What the task asks: In the data below, which lines hold "main"? Copy every one.

Data records:

_ _ _ _ _ _ _

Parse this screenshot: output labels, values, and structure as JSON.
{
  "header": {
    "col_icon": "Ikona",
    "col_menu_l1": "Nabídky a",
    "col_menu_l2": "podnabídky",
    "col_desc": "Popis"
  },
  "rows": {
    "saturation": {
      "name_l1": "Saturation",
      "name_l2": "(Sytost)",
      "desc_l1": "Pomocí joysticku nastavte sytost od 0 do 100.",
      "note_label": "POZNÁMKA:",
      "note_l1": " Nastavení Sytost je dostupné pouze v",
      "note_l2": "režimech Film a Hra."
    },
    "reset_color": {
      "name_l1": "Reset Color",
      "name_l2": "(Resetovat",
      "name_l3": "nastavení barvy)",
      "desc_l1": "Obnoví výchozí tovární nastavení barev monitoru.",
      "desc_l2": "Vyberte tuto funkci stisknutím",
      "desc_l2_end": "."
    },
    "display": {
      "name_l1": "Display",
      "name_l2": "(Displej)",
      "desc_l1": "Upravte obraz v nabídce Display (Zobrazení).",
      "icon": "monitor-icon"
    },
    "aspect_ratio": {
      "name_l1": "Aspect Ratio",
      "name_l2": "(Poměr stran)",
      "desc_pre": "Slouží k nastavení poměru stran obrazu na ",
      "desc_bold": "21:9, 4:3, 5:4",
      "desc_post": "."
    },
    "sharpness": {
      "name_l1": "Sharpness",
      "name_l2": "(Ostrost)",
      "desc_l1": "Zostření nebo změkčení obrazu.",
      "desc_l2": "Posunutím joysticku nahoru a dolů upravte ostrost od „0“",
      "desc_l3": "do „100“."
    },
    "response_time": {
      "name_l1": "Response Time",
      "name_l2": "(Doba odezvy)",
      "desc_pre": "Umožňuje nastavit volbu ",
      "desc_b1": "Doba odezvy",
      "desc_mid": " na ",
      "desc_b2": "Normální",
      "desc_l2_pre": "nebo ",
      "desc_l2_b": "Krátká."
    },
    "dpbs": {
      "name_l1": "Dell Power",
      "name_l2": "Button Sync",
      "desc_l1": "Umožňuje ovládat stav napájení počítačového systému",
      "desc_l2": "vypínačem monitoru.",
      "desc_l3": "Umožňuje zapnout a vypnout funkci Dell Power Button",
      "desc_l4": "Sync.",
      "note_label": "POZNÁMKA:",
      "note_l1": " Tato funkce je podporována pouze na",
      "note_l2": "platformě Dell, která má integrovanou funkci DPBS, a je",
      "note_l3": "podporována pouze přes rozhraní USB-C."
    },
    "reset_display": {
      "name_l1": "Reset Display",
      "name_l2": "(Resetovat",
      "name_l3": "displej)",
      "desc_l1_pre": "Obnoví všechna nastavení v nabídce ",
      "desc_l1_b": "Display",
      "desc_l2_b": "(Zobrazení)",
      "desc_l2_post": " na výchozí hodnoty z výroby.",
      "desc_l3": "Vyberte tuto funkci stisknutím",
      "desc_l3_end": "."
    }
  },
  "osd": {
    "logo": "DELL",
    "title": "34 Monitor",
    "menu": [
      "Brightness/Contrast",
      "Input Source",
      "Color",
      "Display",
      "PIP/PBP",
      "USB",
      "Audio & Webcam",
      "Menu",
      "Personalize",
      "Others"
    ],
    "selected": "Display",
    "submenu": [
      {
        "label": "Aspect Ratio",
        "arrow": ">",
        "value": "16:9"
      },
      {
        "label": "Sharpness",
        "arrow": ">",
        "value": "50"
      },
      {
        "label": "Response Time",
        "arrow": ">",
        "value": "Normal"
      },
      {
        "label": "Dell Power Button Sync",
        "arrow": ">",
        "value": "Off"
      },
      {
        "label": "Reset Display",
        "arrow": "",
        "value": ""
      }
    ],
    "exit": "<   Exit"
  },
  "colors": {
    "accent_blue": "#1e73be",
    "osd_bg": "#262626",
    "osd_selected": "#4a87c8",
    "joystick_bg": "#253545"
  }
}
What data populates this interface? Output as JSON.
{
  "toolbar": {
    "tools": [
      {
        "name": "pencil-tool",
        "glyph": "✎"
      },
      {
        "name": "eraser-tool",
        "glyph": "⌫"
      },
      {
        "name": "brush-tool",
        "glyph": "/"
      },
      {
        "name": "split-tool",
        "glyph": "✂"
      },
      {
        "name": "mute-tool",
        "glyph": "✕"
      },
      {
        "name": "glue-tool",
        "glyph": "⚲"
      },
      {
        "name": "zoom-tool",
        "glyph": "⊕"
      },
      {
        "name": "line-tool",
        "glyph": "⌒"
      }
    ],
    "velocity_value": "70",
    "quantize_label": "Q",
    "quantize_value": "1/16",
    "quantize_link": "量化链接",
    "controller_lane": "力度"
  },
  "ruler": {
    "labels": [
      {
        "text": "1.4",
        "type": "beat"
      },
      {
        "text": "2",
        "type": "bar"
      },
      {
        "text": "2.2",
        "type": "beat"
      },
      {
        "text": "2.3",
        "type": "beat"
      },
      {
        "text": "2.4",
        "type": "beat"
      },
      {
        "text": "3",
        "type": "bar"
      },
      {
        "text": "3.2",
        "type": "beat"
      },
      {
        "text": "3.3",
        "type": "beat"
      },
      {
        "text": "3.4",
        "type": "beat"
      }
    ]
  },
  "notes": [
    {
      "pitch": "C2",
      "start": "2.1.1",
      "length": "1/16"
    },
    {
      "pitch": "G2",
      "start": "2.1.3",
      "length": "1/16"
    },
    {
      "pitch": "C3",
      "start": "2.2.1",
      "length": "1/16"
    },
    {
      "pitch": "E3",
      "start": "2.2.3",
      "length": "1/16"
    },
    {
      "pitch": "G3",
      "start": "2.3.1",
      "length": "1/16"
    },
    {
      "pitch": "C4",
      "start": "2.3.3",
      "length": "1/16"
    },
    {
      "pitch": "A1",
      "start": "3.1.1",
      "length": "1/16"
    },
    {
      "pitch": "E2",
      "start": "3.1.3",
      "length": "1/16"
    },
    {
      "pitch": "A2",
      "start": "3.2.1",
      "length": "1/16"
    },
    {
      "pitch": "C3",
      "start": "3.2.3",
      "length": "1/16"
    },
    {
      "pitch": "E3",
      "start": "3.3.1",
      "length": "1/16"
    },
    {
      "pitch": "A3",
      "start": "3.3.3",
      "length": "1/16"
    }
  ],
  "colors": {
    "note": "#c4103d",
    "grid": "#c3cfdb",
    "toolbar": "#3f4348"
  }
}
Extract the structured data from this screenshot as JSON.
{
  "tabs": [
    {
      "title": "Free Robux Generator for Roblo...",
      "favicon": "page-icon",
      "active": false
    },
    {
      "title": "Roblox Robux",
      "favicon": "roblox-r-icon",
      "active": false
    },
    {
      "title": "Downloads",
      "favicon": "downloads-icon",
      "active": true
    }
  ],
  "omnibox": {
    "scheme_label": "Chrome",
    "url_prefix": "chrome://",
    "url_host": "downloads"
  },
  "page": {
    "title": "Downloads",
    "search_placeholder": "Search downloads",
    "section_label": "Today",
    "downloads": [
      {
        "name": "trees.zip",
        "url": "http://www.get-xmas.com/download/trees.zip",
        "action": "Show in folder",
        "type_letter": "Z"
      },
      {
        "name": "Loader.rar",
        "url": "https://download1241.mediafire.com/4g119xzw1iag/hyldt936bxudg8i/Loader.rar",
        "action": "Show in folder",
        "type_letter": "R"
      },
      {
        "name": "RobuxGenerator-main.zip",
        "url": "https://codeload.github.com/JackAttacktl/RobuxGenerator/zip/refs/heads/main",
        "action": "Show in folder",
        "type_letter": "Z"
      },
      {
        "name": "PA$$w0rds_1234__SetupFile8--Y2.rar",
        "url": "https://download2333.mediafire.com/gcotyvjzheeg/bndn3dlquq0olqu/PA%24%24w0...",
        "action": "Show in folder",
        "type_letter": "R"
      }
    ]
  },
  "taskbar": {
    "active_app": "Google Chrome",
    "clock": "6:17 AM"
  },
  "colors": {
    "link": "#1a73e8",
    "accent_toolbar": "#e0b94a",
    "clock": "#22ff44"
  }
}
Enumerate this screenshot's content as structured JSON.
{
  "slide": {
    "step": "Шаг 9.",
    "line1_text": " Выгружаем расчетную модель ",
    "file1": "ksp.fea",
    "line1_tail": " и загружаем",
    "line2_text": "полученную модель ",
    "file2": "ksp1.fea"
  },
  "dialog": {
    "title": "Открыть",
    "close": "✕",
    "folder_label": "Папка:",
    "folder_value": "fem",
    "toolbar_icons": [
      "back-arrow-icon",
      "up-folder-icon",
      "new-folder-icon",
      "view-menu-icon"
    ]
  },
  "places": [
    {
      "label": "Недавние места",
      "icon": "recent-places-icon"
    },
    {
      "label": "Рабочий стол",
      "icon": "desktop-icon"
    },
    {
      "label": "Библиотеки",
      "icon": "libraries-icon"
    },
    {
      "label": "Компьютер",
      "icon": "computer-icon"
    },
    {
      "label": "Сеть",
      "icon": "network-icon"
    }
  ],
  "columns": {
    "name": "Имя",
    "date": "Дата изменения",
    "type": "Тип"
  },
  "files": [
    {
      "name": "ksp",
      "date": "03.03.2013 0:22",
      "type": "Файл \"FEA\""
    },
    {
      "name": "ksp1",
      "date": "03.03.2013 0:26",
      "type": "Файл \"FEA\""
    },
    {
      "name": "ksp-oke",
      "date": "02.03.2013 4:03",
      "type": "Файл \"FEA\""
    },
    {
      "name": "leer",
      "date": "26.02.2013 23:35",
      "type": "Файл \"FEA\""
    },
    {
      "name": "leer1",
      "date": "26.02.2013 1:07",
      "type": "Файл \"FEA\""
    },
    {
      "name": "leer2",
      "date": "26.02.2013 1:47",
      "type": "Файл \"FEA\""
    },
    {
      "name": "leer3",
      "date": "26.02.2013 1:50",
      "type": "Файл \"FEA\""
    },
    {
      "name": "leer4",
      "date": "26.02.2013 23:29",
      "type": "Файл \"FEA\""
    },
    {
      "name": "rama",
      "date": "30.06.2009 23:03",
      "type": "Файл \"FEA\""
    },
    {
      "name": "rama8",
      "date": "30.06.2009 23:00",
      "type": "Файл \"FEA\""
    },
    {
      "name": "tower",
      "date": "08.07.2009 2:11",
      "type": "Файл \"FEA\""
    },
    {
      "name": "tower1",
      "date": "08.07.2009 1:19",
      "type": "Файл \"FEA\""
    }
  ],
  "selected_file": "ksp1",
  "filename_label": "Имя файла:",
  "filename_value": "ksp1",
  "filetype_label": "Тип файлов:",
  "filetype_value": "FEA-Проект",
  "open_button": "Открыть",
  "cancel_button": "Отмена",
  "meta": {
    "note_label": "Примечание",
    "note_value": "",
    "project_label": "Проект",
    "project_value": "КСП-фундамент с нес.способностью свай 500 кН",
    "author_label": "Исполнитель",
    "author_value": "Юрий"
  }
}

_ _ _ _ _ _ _

Output of the task:
        "name": "RobuxGenerator-main.zip",
        "url": "https://codeload.github.com/JackAttacktl/RobuxGenerator/zip/refs/heads/main",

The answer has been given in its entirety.